Results: Seventeen children had increased PET tracer uptake and underwent surgery. Tumor diagnosis was confirmed in all cases (that is, there were no false-positive findings). Cases in which there was little or no PET tracer uptake supported conservative treatment in 38 children. However, because PET was under evaluation, 16 of 38 lesions that were judged accessible for resection were surgically treated. Histological examination results demonstrated neither malignant nor evolving tumor tissue but yielded 9 indolent tumors (6 dysembryoplastic neuroectodermal tumors, 2 low-grade astrocytomas, and 1 low-grade astrocytoma and dysplasia) and 7 nontumoral lesions (3 cases of vasculitis, 3 of gliosis, and 1 of sarcoidosis). In 22 of the untreated 38 children, stable disease was noted during follow-up (range 18-136 months). Although an absence of PET tracer uptake might not exclude tumor tissue, PET did not reveal any false-negative findings in malignant or evolving tumor tissue detection in cases in which MR imaging showed false-positive and -negative cases in > 35 and 25% of the cases, respectively.
Conclusions: These data confirmed the high sensitivity and specificity of PET to detect tumor as well as malignant tissue.

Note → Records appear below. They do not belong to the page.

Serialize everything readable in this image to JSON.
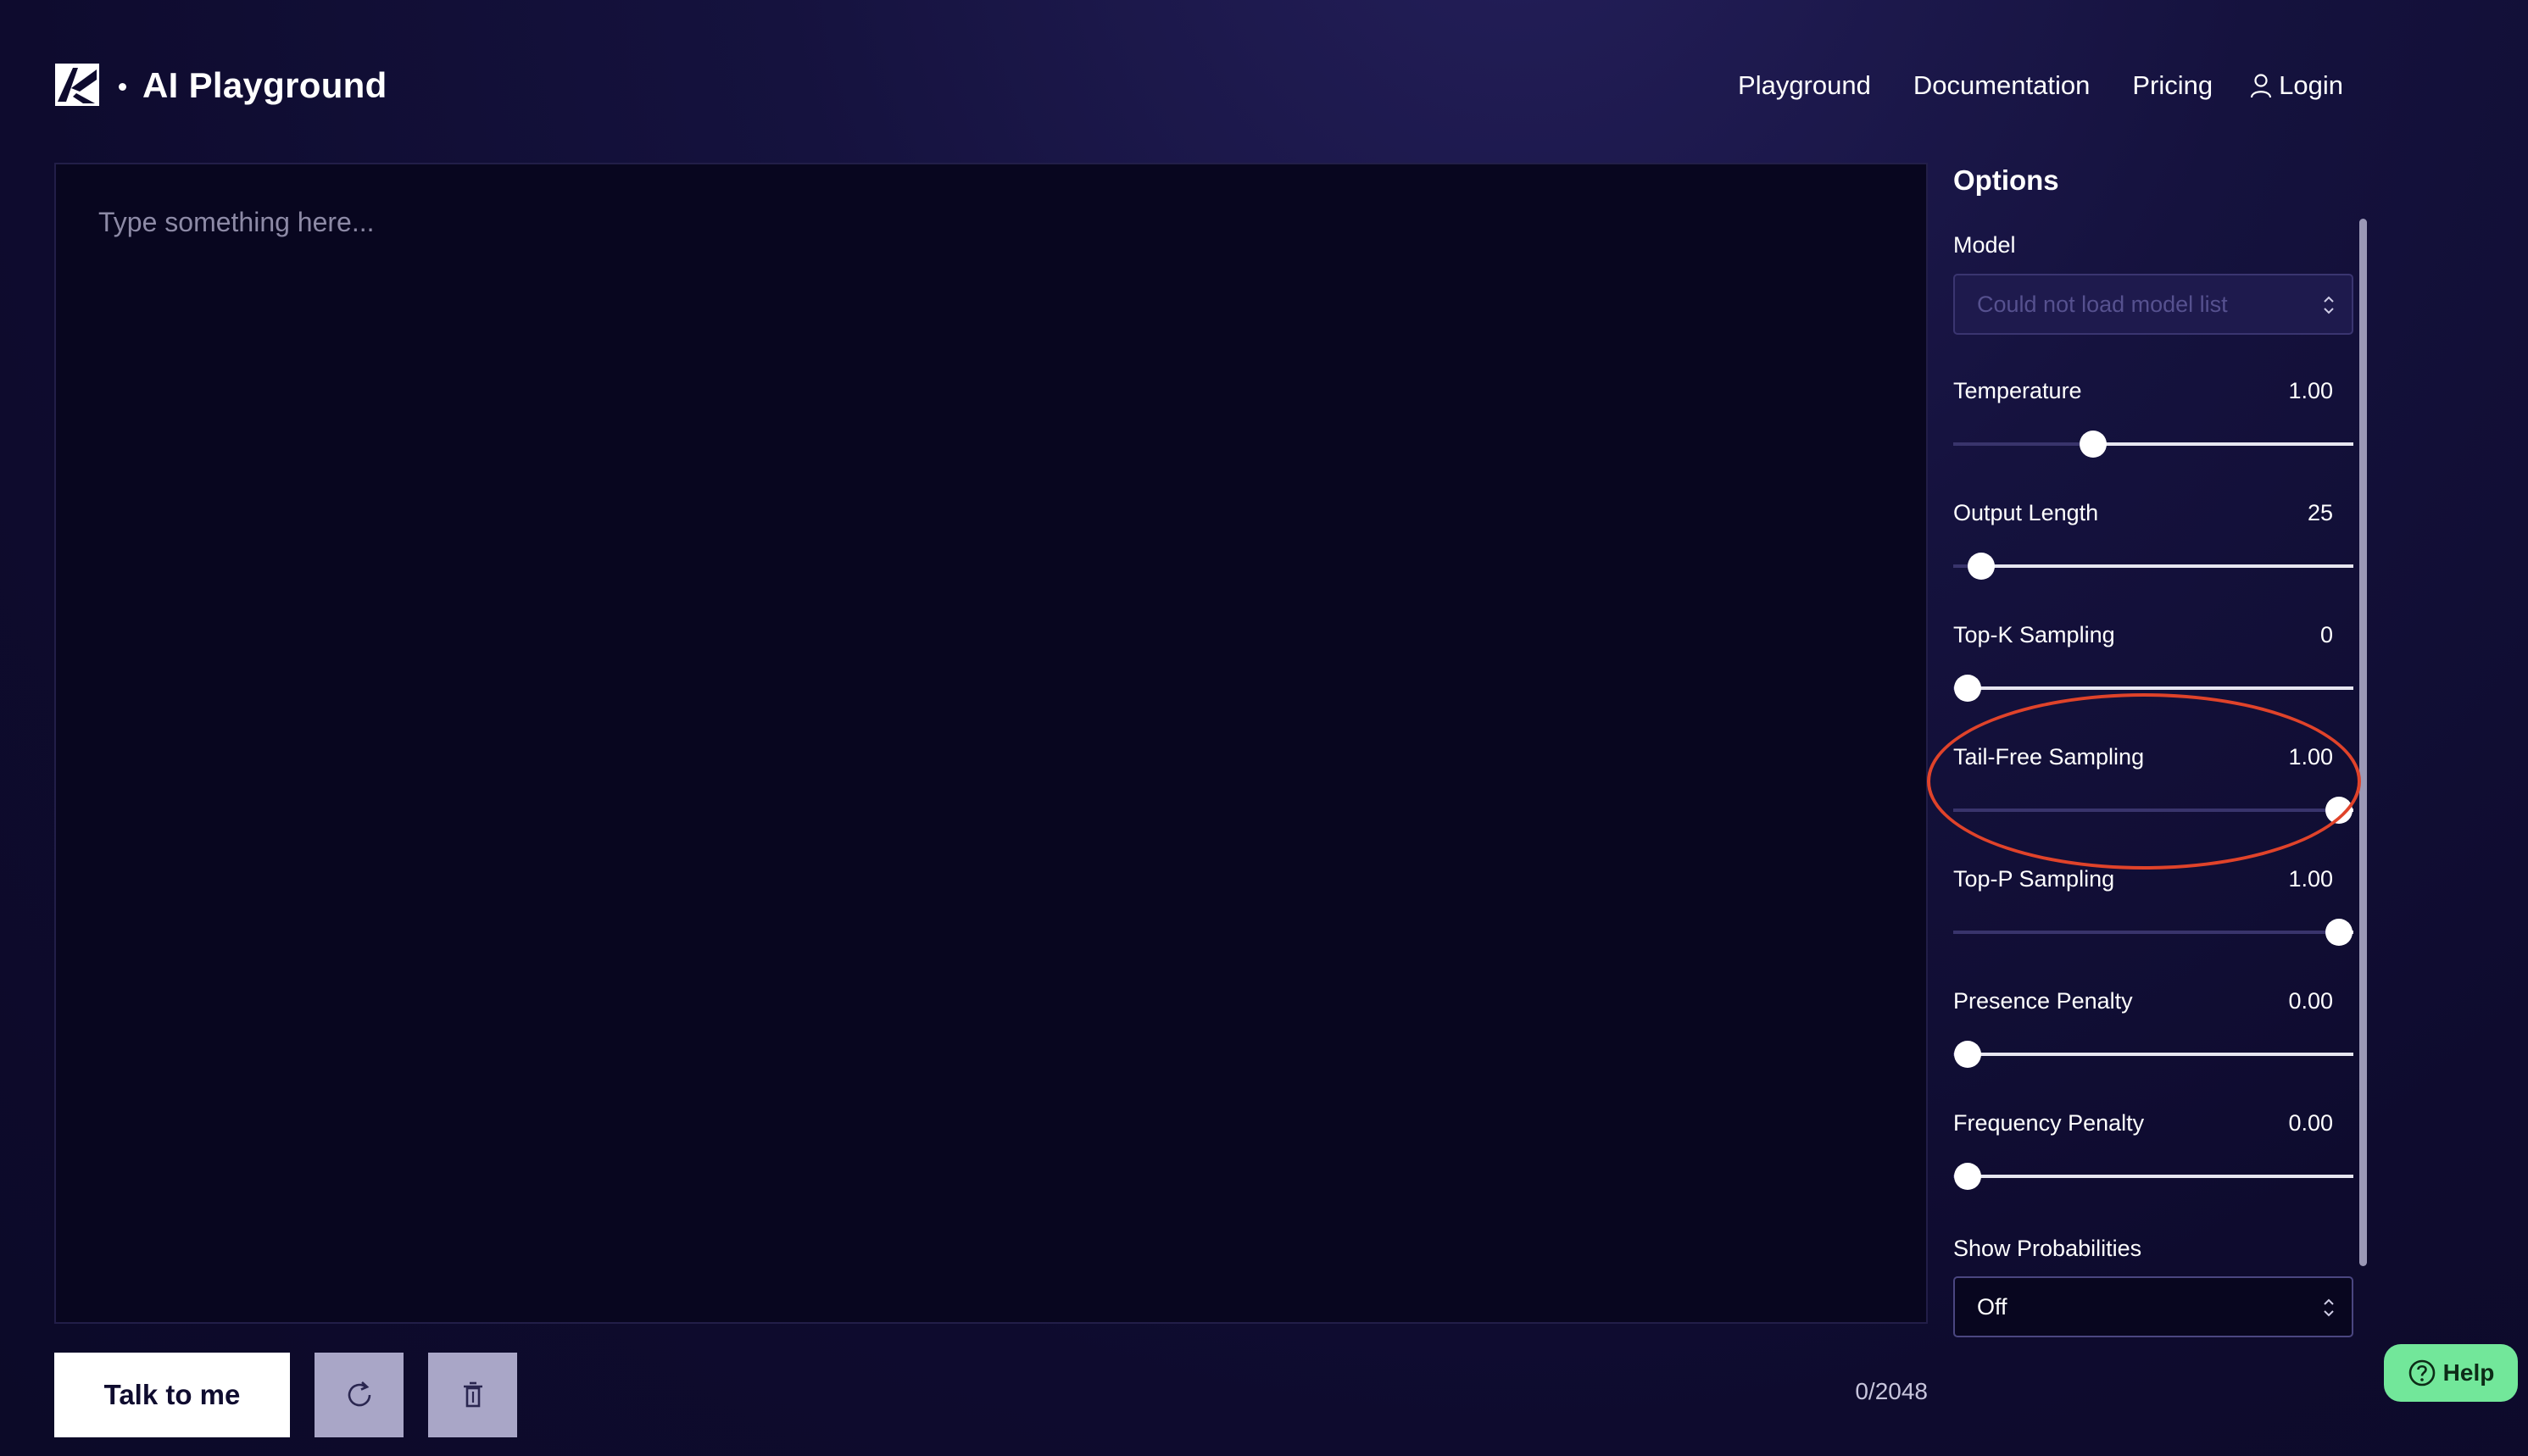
{
  "header": {
    "title": "AI Playground",
    "nav": [
      "Playground",
      "Documentation",
      "Pricing"
    ],
    "login_label": "Login"
  },
  "editor": {
    "placeholder": "Type something here..."
  },
  "actions": {
    "talk_label": "Talk to me",
    "refresh_icon": "refresh-icon",
    "delete_icon": "trash-icon",
    "counter": "0/2048"
  },
  "options": {
    "title": "Options",
    "model": {
      "label": "Model",
      "value": "Could not load model list"
    },
    "sliders": [
      {
        "label": "Temperature",
        "value": "1.00",
        "level": 0.35
      },
      {
        "label": "Output Length",
        "value": "25",
        "level": 0.07
      },
      {
        "label": "Top-K Sampling",
        "value": "0",
        "level": 0.035
      },
      {
        "label": "Tail-Free Sampling",
        "value": "1.00",
        "level": 0.965
      },
      {
        "label": "Top-P Sampling",
        "value": "1.00",
        "level": 0.965
      },
      {
        "label": "Presence Penalty",
        "value": "0.00",
        "level": 0.035
      },
      {
        "label": "Frequency Penalty",
        "value": "0.00",
        "level": 0.035
      }
    ],
    "show_probabilities": {
      "label": "Show Probabilities",
      "value": "Off"
    }
  },
  "help": {
    "label": "Help"
  },
  "colors": {
    "background": "#0e0b2e",
    "accent_help": "#72e79a",
    "annotation": "#e0432a"
  }
}
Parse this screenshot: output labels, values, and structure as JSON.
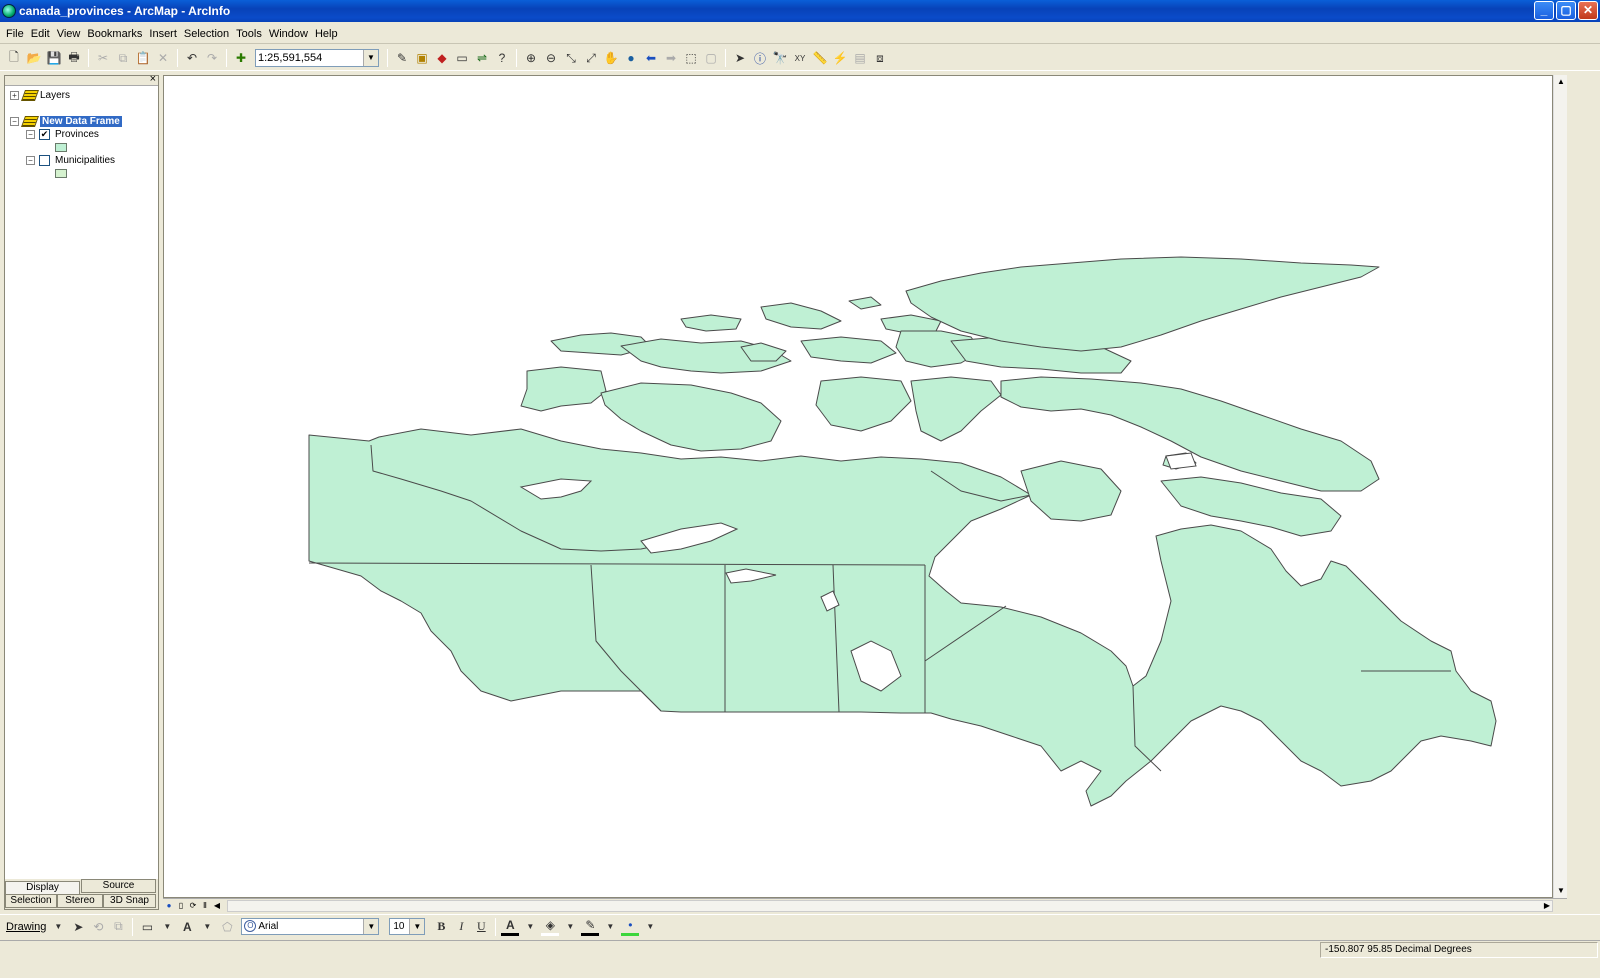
{
  "window": {
    "title": "canada_provinces - ArcMap - ArcInfo",
    "minimize": "_",
    "maximize": "▢",
    "close": "✕"
  },
  "menu": [
    "File",
    "Edit",
    "View",
    "Bookmarks",
    "Insert",
    "Selection",
    "Tools",
    "Window",
    "Help"
  ],
  "toolbar": {
    "scale": "1:25,591,554"
  },
  "toc": {
    "close_label": "×",
    "layers_group": "Layers",
    "data_frame": "New Data Frame",
    "layers": [
      {
        "name": "Provinces",
        "checked": true,
        "symbol_color": "#bff0d4"
      },
      {
        "name": "Municipalities",
        "checked": false,
        "symbol_color": "#d5f2cf"
      }
    ],
    "expand_plus": "+",
    "expand_minus": "−",
    "tabs": {
      "display": "Display",
      "source": "Source",
      "selection": "Selection",
      "stereo": "Stereo",
      "snap": "3D Snap"
    }
  },
  "map": {
    "fill_color": "#bff0d4",
    "outline_color": "#4a4a4a"
  },
  "drawing_toolbar": {
    "drawing_label": "Drawing",
    "font": "Arial",
    "font_size": "10",
    "bold": "B",
    "italic": "I",
    "underline": "U",
    "text_tool": "A"
  },
  "status": {
    "coordinates": "-150.807  95.85 Decimal Degrees"
  }
}
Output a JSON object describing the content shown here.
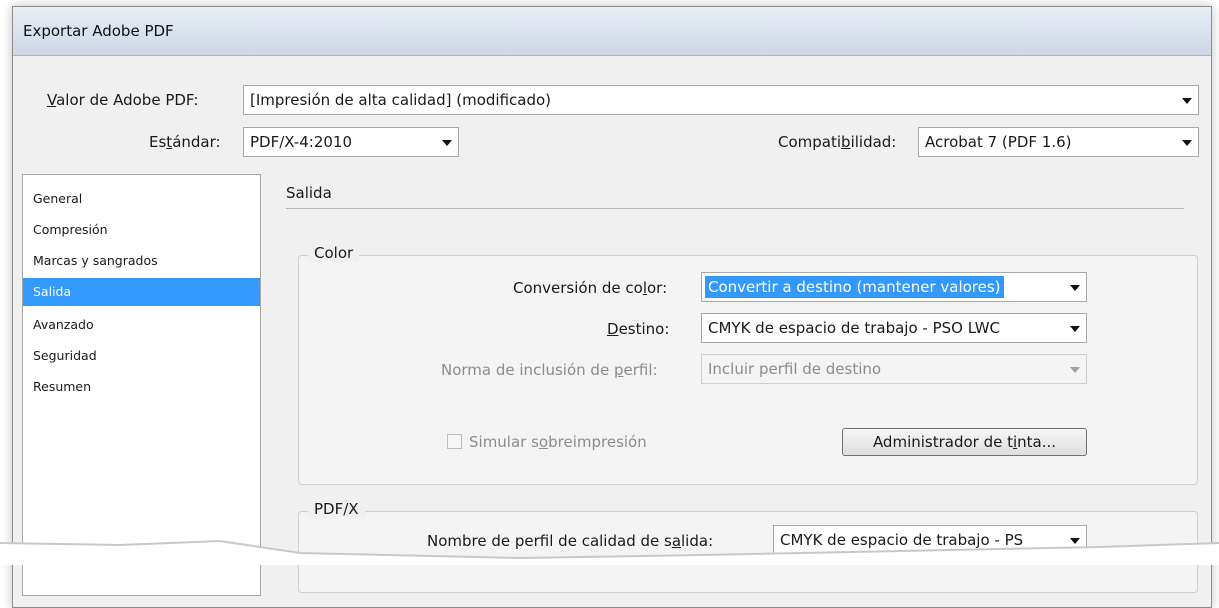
{
  "window": {
    "title": "Exportar Adobe PDF"
  },
  "header": {
    "preset_label": "Valor de Adobe PDF:",
    "preset_label_u": "V",
    "preset_label_rest": "alor de Adobe PDF:",
    "preset_value": "[Impresión de alta calidad] (modificado)",
    "standard_label_pre": "Es",
    "standard_label_u": "t",
    "standard_label_post": "ándar:",
    "standard_value": "PDF/X-4:2010",
    "compat_label_pre": "Compati",
    "compat_label_u": "b",
    "compat_label_post": "ilidad:",
    "compat_value": "Acrobat 7 (PDF 1.6)"
  },
  "sidebar": {
    "items": [
      {
        "label": "General"
      },
      {
        "label": "Compresión"
      },
      {
        "label": "Marcas y sangrados"
      },
      {
        "label": "Salida",
        "selected": true
      },
      {
        "label": "Avanzado"
      },
      {
        "label": "Seguridad"
      },
      {
        "label": "Resumen"
      }
    ]
  },
  "main": {
    "section_title": "Salida",
    "color_group": {
      "legend": "Color",
      "conversion_label_pre": "Conversión de co",
      "conversion_label_u": "l",
      "conversion_label_post": "or:",
      "conversion_value": "Convertir a destino (mantener valores)",
      "destination_label_u": "D",
      "destination_label_post": "estino:",
      "destination_value": "CMYK de espacio de trabajo - PSO LWC",
      "profile_label_pre": "Norma de inclusión de ",
      "profile_label_u": "p",
      "profile_label_post": "erfil:",
      "profile_value": "Incluir perfil de destino",
      "simulate_pre": "Simular s",
      "simulate_u": "o",
      "simulate_post": "breimpresión",
      "ink_button_pre": "Administrador de t",
      "ink_button_u": "i",
      "ink_button_post": "nta..."
    },
    "pdfx_group": {
      "legend": "PDF/X",
      "output_profile_label_pre": "Nombre de perfil de calidad de s",
      "output_profile_label_u": "a",
      "output_profile_label_post": "lida:",
      "output_profile_value": "CMYK de espacio de trabajo - PS"
    }
  },
  "colors": {
    "selection": "#3399ff",
    "dialog_bg": "#f0f0f0"
  }
}
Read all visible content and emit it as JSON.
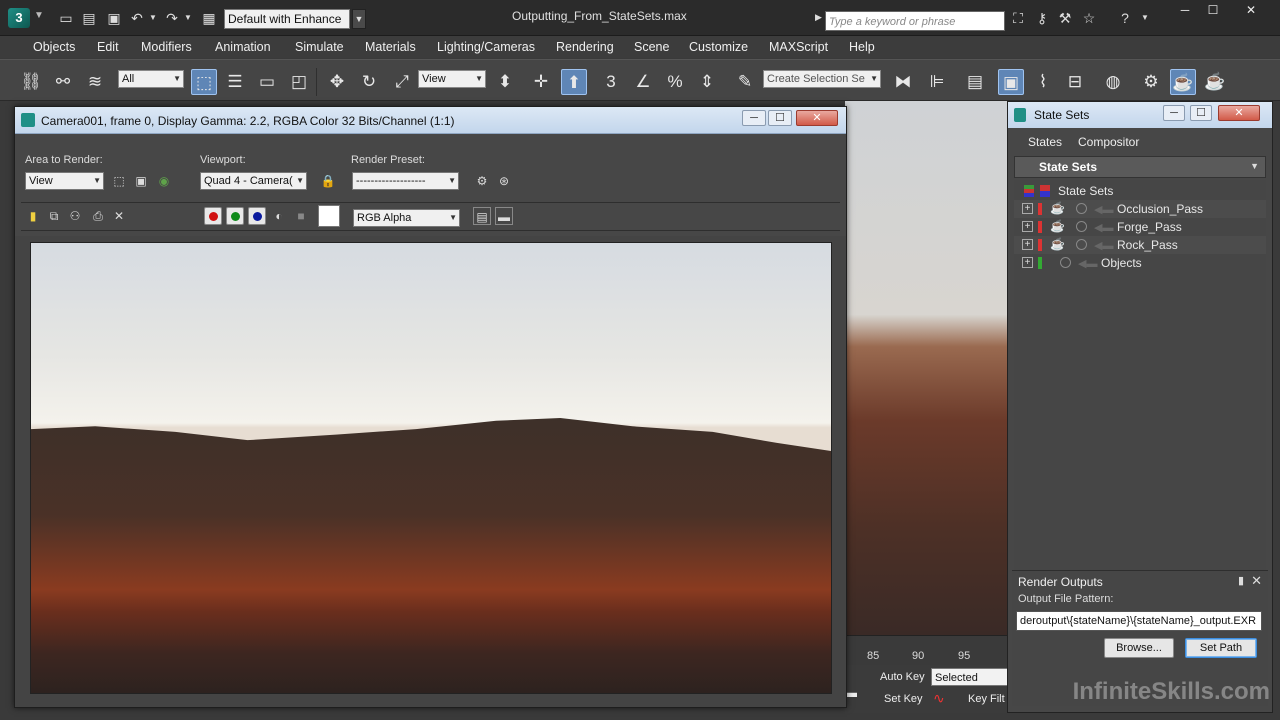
{
  "app": {
    "workspace": "Default with Enhance",
    "document_title": "Outputting_From_StateSets.max",
    "search_placeholder": "Type a keyword or phrase"
  },
  "menu": [
    "Objects",
    "Edit",
    "Modifiers",
    "Animation",
    "Simulate",
    "Materials",
    "Lighting/Cameras",
    "Rendering",
    "Scene",
    "Customize",
    "MAXScript",
    "Help"
  ],
  "toolbar": {
    "selection_filter": "All",
    "reference_coord": "View",
    "named_selection_placeholder": "Create Selection Se",
    "snap_label": "3"
  },
  "render_window": {
    "title": "Camera001, frame 0, Display Gamma: 2.2, RGBA Color 32 Bits/Channel (1:1)",
    "area_to_render_label": "Area to Render:",
    "area_to_render_value": "View",
    "viewport_label": "Viewport:",
    "viewport_value": "Quad 4 - Camera(",
    "render_preset_label": "Render Preset:",
    "render_preset_value": "-------------------",
    "channel_display": "RGB Alpha"
  },
  "timeline": {
    "ticks": [
      "85",
      "90",
      "95"
    ],
    "auto_key": "Auto Key",
    "set_key": "Set Key",
    "key_mode": "Selected",
    "key_filters": "Key Filt"
  },
  "state_sets": {
    "title": "State Sets",
    "menu": [
      "States",
      "Compositor"
    ],
    "header": "State Sets",
    "root": "State Sets",
    "items": [
      {
        "label": "Occlusion_Pass"
      },
      {
        "label": "Forge_Pass"
      },
      {
        "label": "Rock_Pass"
      },
      {
        "label": "Objects"
      }
    ],
    "render_outputs": {
      "title": "Render Outputs",
      "pattern_label": "Output File Pattern:",
      "pattern_value": "deroutput\\{stateName}\\{stateName}_output.EXR",
      "browse": "Browse...",
      "set_path": "Set Path"
    }
  },
  "watermark": "InfiniteSkills.com",
  "colors": {
    "accent": "#5f86b6",
    "red_channel": "#d01010",
    "green_channel": "#0f8a1a",
    "blue_channel": "#0a1a9e"
  }
}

Regarding the treatment of the incidental brain lesions, the PET findings enabled the authors to make more appropriate decisions regarding treatment than those made on MR imaging findings alone. Therefore, the risk of surgically treating a nontumoral lesion was reduced as well as that for conservatively managing a malignant tumor. Nowadays, it is estimated that these data justify conservative management in incidental lesions with low or absent PET tracer uptake.